When things don’t go the way you’ve planned

I actually don’t plan. The reasons for this are many. It’s possible I don’t even know all the reasons for this. One, as noted previously, despite my best intentions I’m kind of an “in-the-moment” kind of gal. Even if I do plan ahead, I very possibly will be so present in the present that I will forget. (Just ask my visiting teachers.) Two, I’m so conditioned to the unexpected, I feel like not planning somehow leaves room for it in such a way it shouldn’t be unexpected and I can be more flexible–bend to meet it. As if that somehow gives me control. (Note: It doesn’t.) Three, I’m sometimes–maybe even often–tired and overwhelmed and just don’t want to deal with the weight of expectations and to-do items scheduled on my calendar. Who knows, but that’s how I am and I’ve been that way even before I was an 8ish to 5ish M-F kind of girl. Even from my early days as a young stay-at-home mom I somehow found it more mentally healthy for me to use a “done” list at the end of the day (even when it was quite short) than to start my day with a long and impossible “to-do” list.

In any case, I could have written (is that really the correct word?) a photo essay of things that haven’t gone the way I planned (see above). Except that a), since I don’t really plan and b), since my life is also full of successes and happy serendipitous surprises and people, places, and events I choose, such a photo essay might be a misrepresentation.

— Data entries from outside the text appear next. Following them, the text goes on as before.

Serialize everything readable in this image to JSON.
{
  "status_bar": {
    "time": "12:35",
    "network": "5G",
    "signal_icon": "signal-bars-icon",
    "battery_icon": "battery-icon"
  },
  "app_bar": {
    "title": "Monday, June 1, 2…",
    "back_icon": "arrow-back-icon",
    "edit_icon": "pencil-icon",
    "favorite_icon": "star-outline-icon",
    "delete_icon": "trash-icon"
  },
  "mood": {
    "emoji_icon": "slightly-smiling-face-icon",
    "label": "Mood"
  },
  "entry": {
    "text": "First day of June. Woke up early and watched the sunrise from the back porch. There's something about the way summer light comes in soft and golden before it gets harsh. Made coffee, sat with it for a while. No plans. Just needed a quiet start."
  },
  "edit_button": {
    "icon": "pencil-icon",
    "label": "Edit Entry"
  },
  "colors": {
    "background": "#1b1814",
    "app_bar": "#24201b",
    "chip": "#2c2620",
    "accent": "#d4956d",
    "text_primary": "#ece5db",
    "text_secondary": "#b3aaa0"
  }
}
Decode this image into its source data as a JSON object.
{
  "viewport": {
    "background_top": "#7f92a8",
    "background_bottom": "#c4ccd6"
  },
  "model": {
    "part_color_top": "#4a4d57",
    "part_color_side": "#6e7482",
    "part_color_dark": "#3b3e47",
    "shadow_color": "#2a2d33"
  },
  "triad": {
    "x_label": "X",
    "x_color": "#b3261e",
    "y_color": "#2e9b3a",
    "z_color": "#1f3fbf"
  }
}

But above, for your enjoyment, is the Reader’s Digest Condensed version. Because sometimes recipes that have gone perfectly well before explode in your oven. And sometimes your attempt to dress up a cake mix (which you rarely use but was your go-to this time because you needed lots of cupcakes in a hurry) takes more time and your dozens of cupcakes are neither uniform nor pretty. And sometimes you generously give your kid who’s moving out a good TV (so good D.I. won’t even take them anymore, who knew?) and, well, it costs you nearly $400 to get your rear window replaced.

Stuff happens. Life’s messy. If you’re not married to your schedule, or a neatly balanced bank account, or having a perfect life, well, somehow, at least in my mind, it’s easier to roll with it. And it’s easier to laugh instead of cry.

[Day 183 of Ann Dee Ellis’ 8-Minute Memoir.]